Scan the material below for every line with the string "Melodies", and copy those lines.
______________________________
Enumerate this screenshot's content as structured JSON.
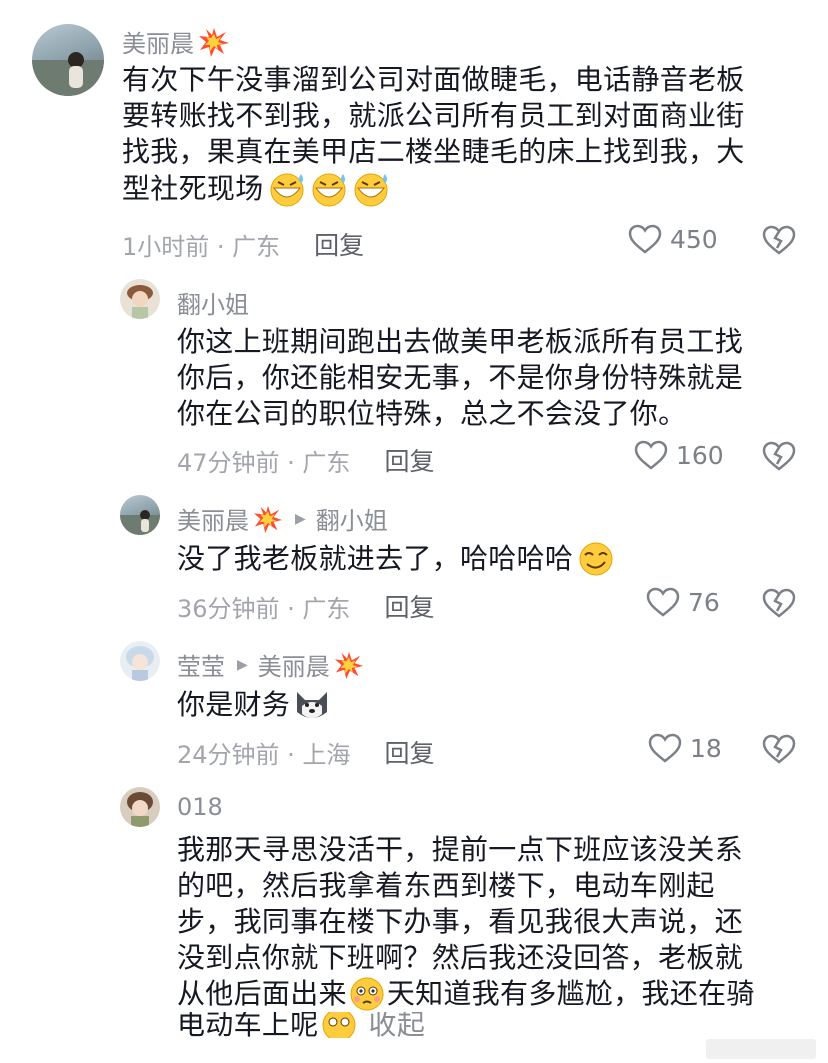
{
  "comments": [
    {
      "name": "美丽晨",
      "name_emoji": "boom-icon",
      "text_lines": [
        "有次下午没事溜到公司对面做睫毛，电话静音老板",
        "要转账找不到我，就派公司所有员工到对面商业街",
        "找我，果真在美甲店二楼坐睫毛的床上找到我，大",
        "型社死现场"
      ],
      "time": "1小时前 · 广东",
      "reply": "回复",
      "likes": "450"
    },
    {
      "name": "翻小姐",
      "text_lines": [
        "你这上班期间跑出去做美甲老板派所有员工找",
        "你后，你还能相安无事，不是你身份特殊就是",
        "你在公司的职位特殊，总之不会没了你。"
      ],
      "time": "47分钟前 · 广东",
      "reply": "回复",
      "likes": "160"
    },
    {
      "name": "美丽晨",
      "reply_to": "翻小姐",
      "text_lines": [
        "没了我老板就进去了，哈哈哈哈"
      ],
      "time": "36分钟前 · 广东",
      "reply": "回复",
      "likes": "76"
    },
    {
      "name": "莹莹",
      "reply_to": "美丽晨",
      "text_lines": [
        "你是财务"
      ],
      "time": "24分钟前 · 上海",
      "reply": "回复",
      "likes": "18"
    },
    {
      "name": "018",
      "text_lines": [
        "我那天寻思没活干，提前一点下班应该没关系",
        "的吧，然后我拿着东西到楼下，电动车刚起",
        "步，我同事在楼下办事，看见我很大声说，还",
        "没到点你就下班啊？然后我还没回答，老板就",
        "从他后面出来",
        "天知道我有多尴尬，我还在骑",
        "电动车上呢",
        "收起"
      ]
    }
  ],
  "colors": {
    "name": "#8a8e95",
    "text": "#161823",
    "meta": "#a2a5ab"
  }
}
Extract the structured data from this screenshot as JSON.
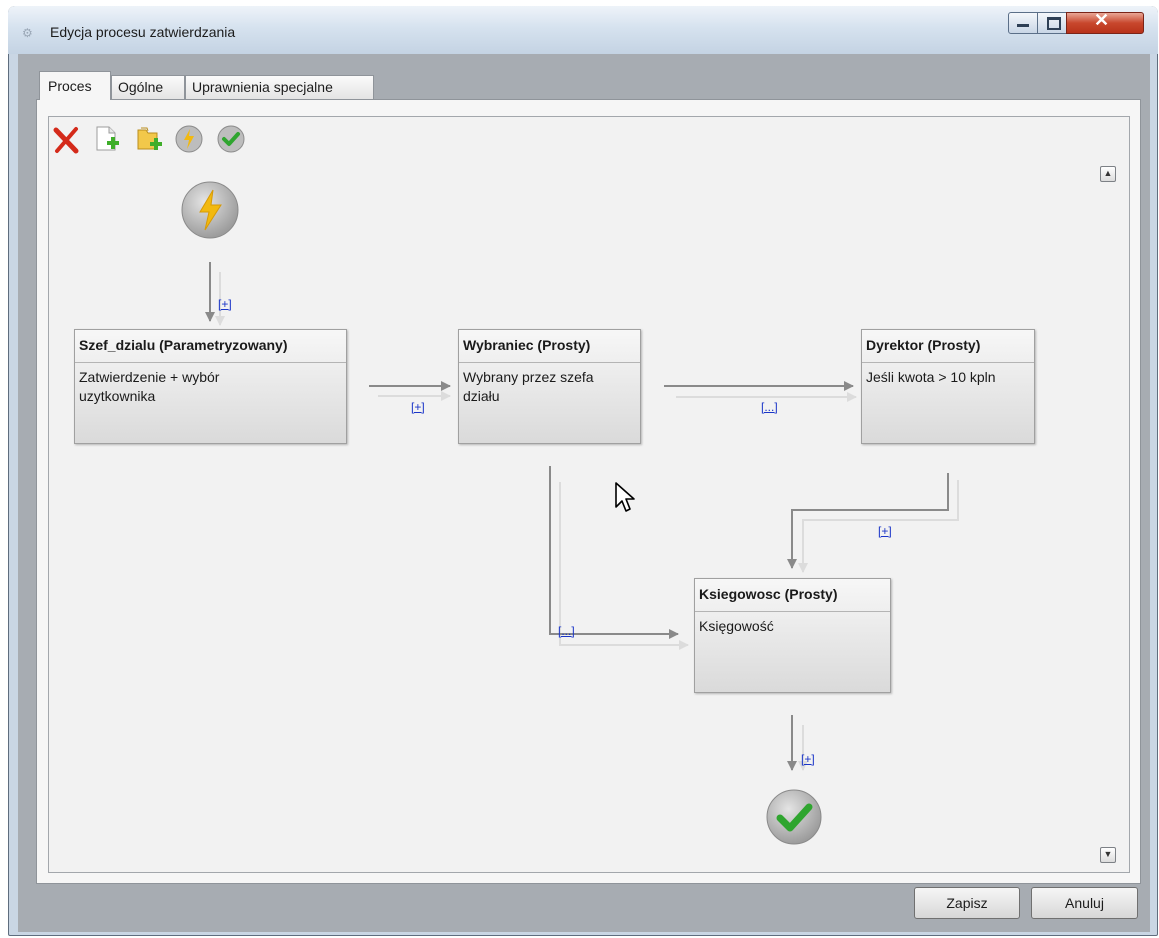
{
  "window": {
    "title": "Edycja procesu zatwierdzania"
  },
  "tabs": [
    {
      "label": "Proces",
      "selected": true
    },
    {
      "label": "Ogólne",
      "selected": false
    },
    {
      "label": "Uprawnienia specjalne",
      "selected": false
    }
  ],
  "toolbar": {
    "items": [
      "delete-icon",
      "add-document-icon",
      "add-folder-icon",
      "event-icon",
      "approve-icon"
    ]
  },
  "diagram": {
    "nodes": [
      {
        "title": "Szef_dzialu (Parametryzowany)",
        "desc1": "Zatwierdzenie + wybór",
        "desc2": "uzytkownika"
      },
      {
        "title": "Wybraniec (Prosty)",
        "desc1": "Wybrany przez szefa",
        "desc2": "działu"
      },
      {
        "title": "Dyrektor (Prosty)",
        "desc1": "Jeśli kwota > 10 kpln",
        "desc2": ""
      },
      {
        "title": "Ksiegowosc (Prosty)",
        "desc1": "Księgowość",
        "desc2": ""
      }
    ],
    "links": {
      "start_to_szef": "[+]",
      "szef_to_wybraniec": "[+]",
      "wybraniec_to_dyrektor": "[...]",
      "dyrektor_to_ksiegowosc": "[+]",
      "wybraniec_to_ksiegowosc": "[...]",
      "ksiegowosc_to_end": "[+]"
    }
  },
  "footer": {
    "save_label": "Zapisz",
    "cancel_label": "Anuluj"
  },
  "colors": {
    "link": "#1a35c8",
    "arrow": "#8a8a8a",
    "approve_green": "#2fa52f",
    "start_yellow": "#f2b90f"
  }
}
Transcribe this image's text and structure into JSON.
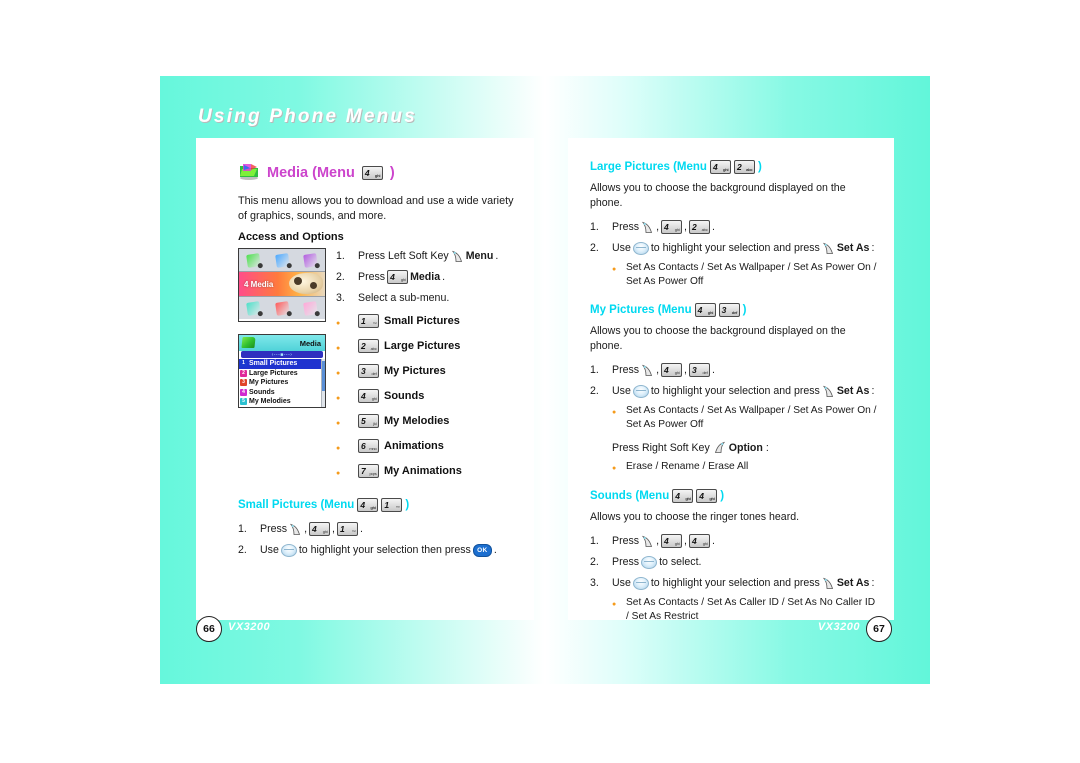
{
  "banner": {
    "title": "Using Phone Menus"
  },
  "footer": {
    "left_page": "66",
    "left_model": "VX3200",
    "right_page": "67",
    "right_model": "VX3200"
  },
  "colors": {
    "banner_teal": "#66f7dc",
    "heading_magenta": "#cc44cc",
    "section_cyan": "#00d9f0",
    "bullet_orange": "#f59b1c",
    "ok_blue": "#1c6fd0"
  },
  "left_page": {
    "heading": {
      "icon": "media-folder-icon",
      "text_before": "Media (Menu",
      "key": {
        "digit": "4",
        "sub": "ghi"
      },
      "text_after": ")"
    },
    "intro": "This menu allows you to download and use a wide variety of graphics, sounds, and more.",
    "access_heading": "Access and Options",
    "steps": [
      {
        "n": "1.",
        "parts": [
          {
            "type": "text",
            "value": "Press Left Soft Key"
          },
          {
            "type": "softkey",
            "value": "left-soft-key-icon"
          },
          {
            "type": "bold",
            "value": "Menu"
          },
          {
            "type": "text",
            "value": "."
          }
        ]
      },
      {
        "n": "2.",
        "parts": [
          {
            "type": "text",
            "value": "Press"
          },
          {
            "type": "key",
            "digit": "4",
            "sub": "ghi"
          },
          {
            "type": "bold",
            "value": "Media"
          },
          {
            "type": "text",
            "value": "."
          }
        ]
      },
      {
        "n": "3.",
        "parts": [
          {
            "type": "text",
            "value": "Select a sub-menu."
          }
        ]
      }
    ],
    "submenus": [
      {
        "digit": "1",
        "sub": "™",
        "label": "Small Pictures"
      },
      {
        "digit": "2",
        "sub": "abc",
        "label": "Large Pictures"
      },
      {
        "digit": "3",
        "sub": "def",
        "label": "My Pictures"
      },
      {
        "digit": "4",
        "sub": "ghi",
        "label": "Sounds"
      },
      {
        "digit": "5",
        "sub": "jkl",
        "label": "My Melodies"
      },
      {
        "digit": "6",
        "sub": "mno",
        "label": "Animations"
      },
      {
        "digit": "7",
        "sub": "pqrs",
        "label": "My Animations"
      }
    ],
    "small_pictures": {
      "heading_text": "Small Pictures (Menu",
      "heading_keys": [
        {
          "digit": "4",
          "sub": "ghi"
        },
        {
          "digit": "1",
          "sub": "™"
        }
      ],
      "heading_close": ")",
      "steps": [
        {
          "n": "1.",
          "parts": [
            {
              "type": "text",
              "value": "Press"
            },
            {
              "type": "softkey",
              "value": "left-soft-key-icon"
            },
            {
              "type": "text",
              "value": ","
            },
            {
              "type": "key",
              "digit": "4",
              "sub": "ghi"
            },
            {
              "type": "text",
              "value": ","
            },
            {
              "type": "key",
              "digit": "1",
              "sub": "™"
            },
            {
              "type": "text",
              "value": "."
            }
          ]
        },
        {
          "n": "2.",
          "parts": [
            {
              "type": "text",
              "value": "Use"
            },
            {
              "type": "navkey",
              "value": "navigation-key-icon"
            },
            {
              "type": "text",
              "value": "to highlight your selection then press"
            },
            {
              "type": "okkey",
              "value": "OK"
            },
            {
              "type": "text",
              "value": "."
            }
          ]
        }
      ]
    },
    "shot_menu_grid": {
      "title": "4  Media",
      "icons_top": [
        "camera-icon",
        "messaging-icon",
        "contacts-icon"
      ],
      "icons_bottom": [
        "media-icon",
        "games-icon",
        "settings-icon"
      ]
    },
    "shot_menu_list": {
      "header_title": "Media",
      "items": [
        {
          "num": "1",
          "label": "Small Pictures",
          "selected": true
        },
        {
          "num": "2",
          "label": "Large Pictures",
          "selected": false
        },
        {
          "num": "3",
          "label": "My Pictures",
          "selected": false
        },
        {
          "num": "4",
          "label": "Sounds",
          "selected": false
        },
        {
          "num": "5",
          "label": "My Melodies",
          "selected": false
        }
      ]
    }
  },
  "right_page": {
    "sections": [
      {
        "heading_text": "Large Pictures (Menu",
        "heading_keys": [
          {
            "digit": "4",
            "sub": "ghi"
          },
          {
            "digit": "2",
            "sub": "abc"
          }
        ],
        "heading_close": ")",
        "body": "Allows you to choose the background displayed on the phone.",
        "steps": [
          {
            "n": "1.",
            "parts": [
              {
                "type": "text",
                "value": "Press"
              },
              {
                "type": "softkey",
                "value": "left-soft-key-icon"
              },
              {
                "type": "text",
                "value": ","
              },
              {
                "type": "key",
                "digit": "4",
                "sub": "ghi"
              },
              {
                "type": "text",
                "value": ","
              },
              {
                "type": "key",
                "digit": "2",
                "sub": "abc"
              },
              {
                "type": "text",
                "value": "."
              }
            ]
          },
          {
            "n": "2.",
            "parts": [
              {
                "type": "text",
                "value": "Use"
              },
              {
                "type": "navkey",
                "value": "navigation-key-icon"
              },
              {
                "type": "text",
                "value": "to highlight your selection and press"
              },
              {
                "type": "softkey",
                "value": "left-soft-key-icon"
              },
              {
                "type": "bold",
                "value": "Set As"
              },
              {
                "type": "text",
                "value": ":"
              }
            ]
          }
        ],
        "bullets": [
          "Set As Contacts / Set As Wallpaper / Set As Power On / Set As Power Off"
        ],
        "extra": null
      },
      {
        "heading_text": "My Pictures (Menu",
        "heading_keys": [
          {
            "digit": "4",
            "sub": "ghi"
          },
          {
            "digit": "3",
            "sub": "def"
          }
        ],
        "heading_close": ")",
        "body": "Allows you to choose the background displayed on the phone.",
        "steps": [
          {
            "n": "1.",
            "parts": [
              {
                "type": "text",
                "value": "Press"
              },
              {
                "type": "softkey",
                "value": "left-soft-key-icon"
              },
              {
                "type": "text",
                "value": ","
              },
              {
                "type": "key",
                "digit": "4",
                "sub": "ghi"
              },
              {
                "type": "text",
                "value": ","
              },
              {
                "type": "key",
                "digit": "3",
                "sub": "def"
              },
              {
                "type": "text",
                "value": "."
              }
            ]
          },
          {
            "n": "2.",
            "parts": [
              {
                "type": "text",
                "value": "Use"
              },
              {
                "type": "navkey",
                "value": "navigation-key-icon"
              },
              {
                "type": "text",
                "value": "to highlight your selection and press"
              },
              {
                "type": "softkey",
                "value": "left-soft-key-icon"
              },
              {
                "type": "bold",
                "value": "Set As"
              },
              {
                "type": "text",
                "value": ":"
              }
            ]
          }
        ],
        "bullets": [
          "Set As Contacts / Set As Wallpaper / Set As Power On / Set As Power Off"
        ],
        "extra": {
          "line_parts": [
            {
              "type": "text",
              "value": "Press Right  Soft Key"
            },
            {
              "type": "rightsoftkey",
              "value": "right-soft-key-icon"
            },
            {
              "type": "bold",
              "value": "Option"
            },
            {
              "type": "text",
              "value": ":"
            }
          ],
          "bullets": [
            "Erase / Rename / Erase All"
          ]
        }
      },
      {
        "heading_text": "Sounds (Menu",
        "heading_keys": [
          {
            "digit": "4",
            "sub": "ghi"
          },
          {
            "digit": "4",
            "sub": "ghi"
          }
        ],
        "heading_close": ")",
        "body": "Allows you to choose the ringer tones heard.",
        "steps": [
          {
            "n": "1.",
            "parts": [
              {
                "type": "text",
                "value": "Press"
              },
              {
                "type": "softkey",
                "value": "left-soft-key-icon"
              },
              {
                "type": "text",
                "value": ","
              },
              {
                "type": "key",
                "digit": "4",
                "sub": "ghi"
              },
              {
                "type": "text",
                "value": ","
              },
              {
                "type": "key",
                "digit": "4",
                "sub": "ghi"
              },
              {
                "type": "text",
                "value": "."
              }
            ]
          },
          {
            "n": "2.",
            "parts": [
              {
                "type": "text",
                "value": "Press"
              },
              {
                "type": "navkey",
                "value": "navigation-key-icon"
              },
              {
                "type": "text",
                "value": "to select."
              }
            ]
          },
          {
            "n": "3.",
            "parts": [
              {
                "type": "text",
                "value": "Use"
              },
              {
                "type": "navkey",
                "value": "navigation-key-icon"
              },
              {
                "type": "text",
                "value": "to highlight your selection and press"
              },
              {
                "type": "softkey",
                "value": "left-soft-key-icon"
              },
              {
                "type": "bold",
                "value": "Set As"
              },
              {
                "type": "text",
                "value": ":"
              }
            ]
          }
        ],
        "bullets": [
          "Set As Contacts / Set As Caller ID / Set As No Caller ID / Set As Restrict"
        ],
        "extra": null
      }
    ]
  }
}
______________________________
COMPLETED TASK »
        "label": "My Melodies"
          "label": "My Melodies",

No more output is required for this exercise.